Traitor Spy (1939)

|
Whose torso is it?
|

vt The Torso Murder Mystery
UK / 72 minutes / bw / Rialto, Pathé Dir: Walter Summers Pr: John Argyle Scr: Walter Summers, Jan Van Lusil, Ralph Bettison Story: Traitor Spy (1939) by T.C.H. Jacobs Cine: Robert LaPresle Cast: Bruce Cabot, Marta Labarr, Tamara Desni, Romilly Lunge, Edward Lexy, Cyril Smith, Percy Walsh, Eve Lynd, Alexander Field, Hilary Pritchard, Miriam Minetti, Davina Craig, Vincent Holman, Anthony Shaw, Peter Gawthorne, Bernard Jukes, Nino Rossini, Rosarita, Ken Johnson’s West Indian Band.

Carl Beyersdorf (Cabot) is a freelance spy, currently working under the name Jim Healey for the Bideford Marine Engineering Company in Devon, England. (For convenience we’ll call him Jim throughout, even though sometimes he’s in his true guise of Carl.) He’s aiming to get the blueprints of the company’s new antisubmarine patrol craft and sell them to the Germans.

Bruce Cabot as Jim.

And, sure enough, he’s able to steal the prints. Later, when an armed German agent arrives, Jim tries to jack up the price of the purloined documents from £1,000 to £4,000. But the agent, shouting threats, draws his gun. There’s the sound of gunfire and . . .

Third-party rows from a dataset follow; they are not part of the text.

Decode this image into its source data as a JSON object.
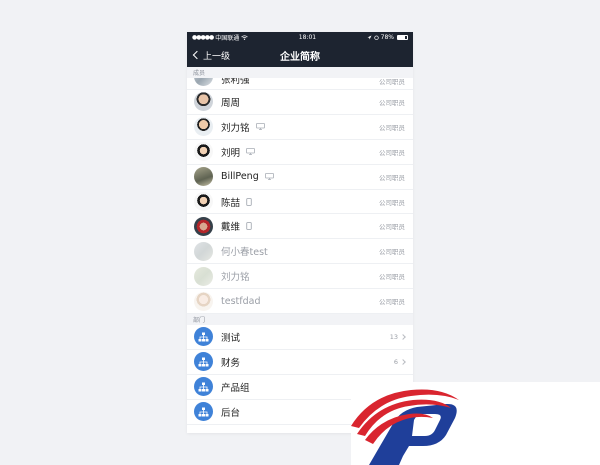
{
  "status_bar": {
    "carrier": "中国联通",
    "time": "18:01",
    "battery": "78%",
    "battery_level": 0.78
  },
  "nav": {
    "back_label": "上一级",
    "title": "企业简称"
  },
  "members": {
    "header": "成员",
    "items": [
      {
        "name": "张利强",
        "role": "公司职员",
        "device": "",
        "active": true
      },
      {
        "name": "周周",
        "role": "公司职员",
        "device": "",
        "active": true
      },
      {
        "name": "刘力铭",
        "role": "公司职员",
        "device": "desktop-icon",
        "active": true
      },
      {
        "name": "刘明",
        "role": "公司职员",
        "device": "desktop-icon",
        "active": true
      },
      {
        "name": "BillPeng",
        "role": "公司职员",
        "device": "desktop-icon",
        "active": true
      },
      {
        "name": "陈喆",
        "role": "公司职员",
        "device": "mobile-icon",
        "active": true
      },
      {
        "name": "戴维",
        "role": "公司职员",
        "device": "mobile-icon",
        "active": true
      },
      {
        "name": "何小春test",
        "role": "公司职员",
        "device": "",
        "active": false
      },
      {
        "name": "刘力铭",
        "role": "公司职员",
        "device": "",
        "active": false
      },
      {
        "name": "testfdad",
        "role": "公司职员",
        "device": "",
        "active": false
      }
    ]
  },
  "departments": {
    "header": "部门",
    "items": [
      {
        "name": "测试",
        "count": "13",
        "icon": "org-chart-icon"
      },
      {
        "name": "财务",
        "count": "6",
        "icon": "org-chart-icon"
      },
      {
        "name": "产品组",
        "count": "",
        "icon": "org-chart-icon"
      },
      {
        "name": "后台",
        "count": "",
        "icon": "org-chart-icon"
      }
    ]
  },
  "colors": {
    "nav_bg": "#1d2430",
    "dept_icon": "#3f82d8",
    "logo_red": "#d9252f",
    "logo_blue": "#1f3f9a"
  }
}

. . . and the next day a dismembered body is fished out of a reservoir nearby. Evidence leads the cops Continue reading

Four Just Men, The (1939)

vt The Secret Four; vt The Secret Column

UK / 82 minutes / bw / CAPAD, ABFD Dir: Walter Summers Pr: Michael Balcon Scr: Angus MacPhail, Sergei Nolbandov, Roland Pertwee Story: The Four Just Men (1905) by Edgar Wallace Cine: Ronald Neame Cast: Hugh Sinclair, Griffith Jones, Francis L. Sullivan, Frank Lawton, Anna Lee, Alan Napier, Basil Sydney, Lydia Sherwood, Edward Chapman, Athole Stewart, George Merritt, Arthur Hambling, Garry Marsh, Ellaline Terriss, Percy Walsh, Roland Pertwee, Eliot Makeham, Frederick Piper, Jon Pertwee, Liam Gaffney.

Wallace’s novel was a massive bestseller in its native land, and the assumption of this movie was that viewers were at least vaguely familiar with the book’s premise: that a group of four men, working to secure justice where the cops could not, operated covertly—often taking the power of life and death into their own hands—to defend justice and the British way of life. In the novel they were essentially conspiratorial vigilantes; in the movie, made as Europe trembled on the verge of World War Two, the emphasis is more political.

In 1938 one of the Four Just Men, James Terry (Lawton), awaits execution this very morning in the German prison of Regensberg. Even as he’s being prepared for the ax, an imperious officer arrives with instructions that Terry is to be taken away for further interrogation. Sure enough, as the staff car speeds away, it’s revealed—to the surprise of no one in the audience—that the officer and his driver are two of the other Just Men, respectively distinguished stage actor Humphrey Mansfield (Sinclair) and theatrical impresario James “Jim” D. Brodie (Jones). Back in London, the three reunite with the fourth of the quartet, French couturier Léon Poiccard (Sullivan).

The Four Just Men - 1 Poiccard (Sullivan) has it easy - for now

Poiccard (Francis L. Sullivan) has it easy — but for how long?

Terry, who’s dying of emphysema or some similar illness, managed to discover at Regensberg some further details of a dastardly plot against international peace that the Just Men have been investigating. He’s promptly despatched to the Near East to make further inquiries while Continue reading